AJN, American Journal of Nursing:
Gail Donovan is a PICC nurse at UC Health University Hospital, Cincinnati, Ohio. Contact author: email@example.com. The author has disclosed no potential conflicts of interest, financial or otherwise.
We need a reliable mechanism to tell when the catheter tip has moved.
Anyone who has worked with peripherally inserted central catheters (PICCs) knows how difficult their original measurements are to maintain. The smooth, spaghetti-sized catheters can move in and out of the vessel with ease. The majority of PICCs are put in place at the bedside without the benefit of fluoroscopy to guide the tip into perfect position. Lack of this imaging technique often results in various lengths of catheter external to the vein, an inconsistency that leaves the door open to poor catheter management and patient safety issues.
Figure. Gail Donovan...Image Tools
The time has come to eliminate the guessing game about external PICC length. PICCs have an inherent characteristic of instability related to their original tip position in the superior vena cava. An anchor device stabilizes the extension leg or legs of the PICC, but the actual catheter is held in place only by a sticky occlusive clear dressing.
Generally, there are centimeter increments of catheter external to the vein resting on the upper arm, often configured in an upward loop to avoid the bend in the arm. This loop of catheter allows a degree of play to the PICC tip's original and correct position in the vein. Manipulation during dressing changes, a patient's movements, perspiration, and accidental tugging on the line are a few of the many factors that can cause movement of the catheter.
When the catheter moves, the tip of the PICC is retracted or advanced, thus changing its unique, correct position. Recognizing this change in tip position is imperative to safe maintenance of a central line and reflects the quality of nursing care. Current practice doesn't require that a label be placed on the PICC line itself in order to identify centimeters external to the vein; instead, external length is often noted in the paper chart or in a computer document. Lack of this vital piece of information creates discrepancies in assessments of PICC tip location, leading to line dysfunction and unsafe practice.

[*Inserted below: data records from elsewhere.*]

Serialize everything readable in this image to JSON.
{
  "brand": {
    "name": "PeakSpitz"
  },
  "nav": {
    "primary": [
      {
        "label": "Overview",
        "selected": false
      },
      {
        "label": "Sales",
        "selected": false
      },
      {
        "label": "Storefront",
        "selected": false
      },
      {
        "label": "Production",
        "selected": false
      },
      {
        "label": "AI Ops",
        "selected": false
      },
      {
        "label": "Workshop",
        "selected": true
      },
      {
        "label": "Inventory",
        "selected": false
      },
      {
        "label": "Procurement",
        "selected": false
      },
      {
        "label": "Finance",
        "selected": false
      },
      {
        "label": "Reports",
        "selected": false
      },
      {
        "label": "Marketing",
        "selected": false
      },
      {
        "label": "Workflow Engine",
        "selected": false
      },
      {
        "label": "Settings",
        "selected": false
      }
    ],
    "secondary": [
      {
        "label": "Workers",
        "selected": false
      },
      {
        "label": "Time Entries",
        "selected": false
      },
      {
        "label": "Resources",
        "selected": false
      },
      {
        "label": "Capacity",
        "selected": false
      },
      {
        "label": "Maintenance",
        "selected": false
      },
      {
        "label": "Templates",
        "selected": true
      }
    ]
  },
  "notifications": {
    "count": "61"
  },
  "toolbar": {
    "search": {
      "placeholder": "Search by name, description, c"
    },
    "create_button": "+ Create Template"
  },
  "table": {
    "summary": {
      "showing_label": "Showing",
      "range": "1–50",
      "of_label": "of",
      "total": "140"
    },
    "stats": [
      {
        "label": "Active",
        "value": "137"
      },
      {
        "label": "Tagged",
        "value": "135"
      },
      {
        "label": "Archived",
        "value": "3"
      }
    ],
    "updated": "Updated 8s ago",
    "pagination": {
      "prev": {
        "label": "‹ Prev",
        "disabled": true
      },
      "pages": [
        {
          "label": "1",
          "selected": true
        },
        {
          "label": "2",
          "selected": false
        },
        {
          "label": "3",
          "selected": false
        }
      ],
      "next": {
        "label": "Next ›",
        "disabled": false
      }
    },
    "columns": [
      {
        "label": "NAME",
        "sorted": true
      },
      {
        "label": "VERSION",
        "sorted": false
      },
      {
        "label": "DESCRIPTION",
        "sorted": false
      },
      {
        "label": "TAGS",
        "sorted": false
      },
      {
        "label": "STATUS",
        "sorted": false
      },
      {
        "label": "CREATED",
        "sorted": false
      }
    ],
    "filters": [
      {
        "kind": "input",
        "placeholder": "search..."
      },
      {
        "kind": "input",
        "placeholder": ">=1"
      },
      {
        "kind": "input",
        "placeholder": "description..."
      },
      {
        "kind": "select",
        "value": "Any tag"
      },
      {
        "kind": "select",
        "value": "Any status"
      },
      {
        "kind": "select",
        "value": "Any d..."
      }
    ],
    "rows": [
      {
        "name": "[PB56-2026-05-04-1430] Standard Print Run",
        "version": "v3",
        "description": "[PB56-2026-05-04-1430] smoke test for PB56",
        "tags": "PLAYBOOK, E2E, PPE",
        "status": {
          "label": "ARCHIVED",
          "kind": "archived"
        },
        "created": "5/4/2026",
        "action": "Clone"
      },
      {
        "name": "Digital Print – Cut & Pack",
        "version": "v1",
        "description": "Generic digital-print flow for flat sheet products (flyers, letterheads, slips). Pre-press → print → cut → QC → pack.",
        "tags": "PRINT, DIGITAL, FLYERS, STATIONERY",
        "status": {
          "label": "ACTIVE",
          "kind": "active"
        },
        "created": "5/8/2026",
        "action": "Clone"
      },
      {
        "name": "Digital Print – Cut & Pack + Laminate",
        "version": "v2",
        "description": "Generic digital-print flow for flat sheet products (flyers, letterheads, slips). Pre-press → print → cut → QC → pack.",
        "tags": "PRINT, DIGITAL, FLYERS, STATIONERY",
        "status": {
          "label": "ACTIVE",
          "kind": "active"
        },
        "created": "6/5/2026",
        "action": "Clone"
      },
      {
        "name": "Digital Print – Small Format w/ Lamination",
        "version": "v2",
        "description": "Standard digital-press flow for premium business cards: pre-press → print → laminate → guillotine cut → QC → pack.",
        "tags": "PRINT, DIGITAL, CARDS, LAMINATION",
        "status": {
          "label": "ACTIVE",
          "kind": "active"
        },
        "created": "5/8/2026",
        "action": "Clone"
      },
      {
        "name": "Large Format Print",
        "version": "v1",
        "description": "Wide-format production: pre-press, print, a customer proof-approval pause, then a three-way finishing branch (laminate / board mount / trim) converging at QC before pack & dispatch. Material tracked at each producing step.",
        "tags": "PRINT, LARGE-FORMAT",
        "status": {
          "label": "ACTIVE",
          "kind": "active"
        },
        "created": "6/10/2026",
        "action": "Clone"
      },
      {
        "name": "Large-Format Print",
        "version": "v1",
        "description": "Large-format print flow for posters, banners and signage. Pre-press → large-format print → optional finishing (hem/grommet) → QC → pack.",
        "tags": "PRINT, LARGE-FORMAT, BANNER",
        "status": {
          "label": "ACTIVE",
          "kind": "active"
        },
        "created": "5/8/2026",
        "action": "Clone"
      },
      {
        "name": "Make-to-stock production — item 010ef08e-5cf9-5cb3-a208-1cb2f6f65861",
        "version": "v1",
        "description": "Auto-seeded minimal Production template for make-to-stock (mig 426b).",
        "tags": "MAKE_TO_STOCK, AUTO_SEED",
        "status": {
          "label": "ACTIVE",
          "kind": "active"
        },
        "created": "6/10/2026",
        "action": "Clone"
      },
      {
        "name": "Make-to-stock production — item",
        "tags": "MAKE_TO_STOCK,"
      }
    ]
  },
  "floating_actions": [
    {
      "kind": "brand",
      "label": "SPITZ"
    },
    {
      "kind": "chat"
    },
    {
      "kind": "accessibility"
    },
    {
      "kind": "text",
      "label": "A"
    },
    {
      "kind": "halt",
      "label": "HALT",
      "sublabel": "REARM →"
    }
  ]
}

Every PICC policy stipulates the need for assessment of the PICC insertion site and external catheter length at least once a shift. With the countless activities surrounding each patient, many sets of eyes view the PICC numerous times a day. Shifts change, units change, and patients are transferred to different settings and organizations. Their PICCs can remain in place for weeks or months. Assessments are made without knowledge of where the PICC tip was originally placed and should remain.
Obtaining critical details of a PICC's original tip placement in centimeters can be very daunting. Nurses spend valuable time away from the bedside searching in a patient's permanent record for the PICC insertion document. Too often the original measurements are nowhere to be found. Charts get thinned, computers are inaccessible, or information isn't in close proximity to the patient.
A tube residing at the entrance to one's heart requires more confirmation of safe and proper placement than a sticky, clear dressing. A permanent label attachment to the extension leg of the PICC would give direct care nurses immediate information regarding the internal PICC tip's position. This small label, costing little, could eliminate an obvious flaw in our system.
What can nurses do about this? We should insist that manufacturers of PICC line products provide a design that allows for safe maintenance. We must voice our concerns to infusion team specialists, clinical managers, and educators; join committees responsible for product requests; and advocate at nursing conferences. Dialogue can also be initiated through social media sites and nursing forums. We can network with colleagues and key opinion leaders to exchange stories, ideas, and strategies for enhancing safe practice of PICC lines with the mandatory addition of a permanent label.
A PICC without a visual cue indicating safe position is the proverbial elephant in the room, threatening the safety of many unsuspecting patients.
© 2012 Lippincott Williams & Wilkins, Inc.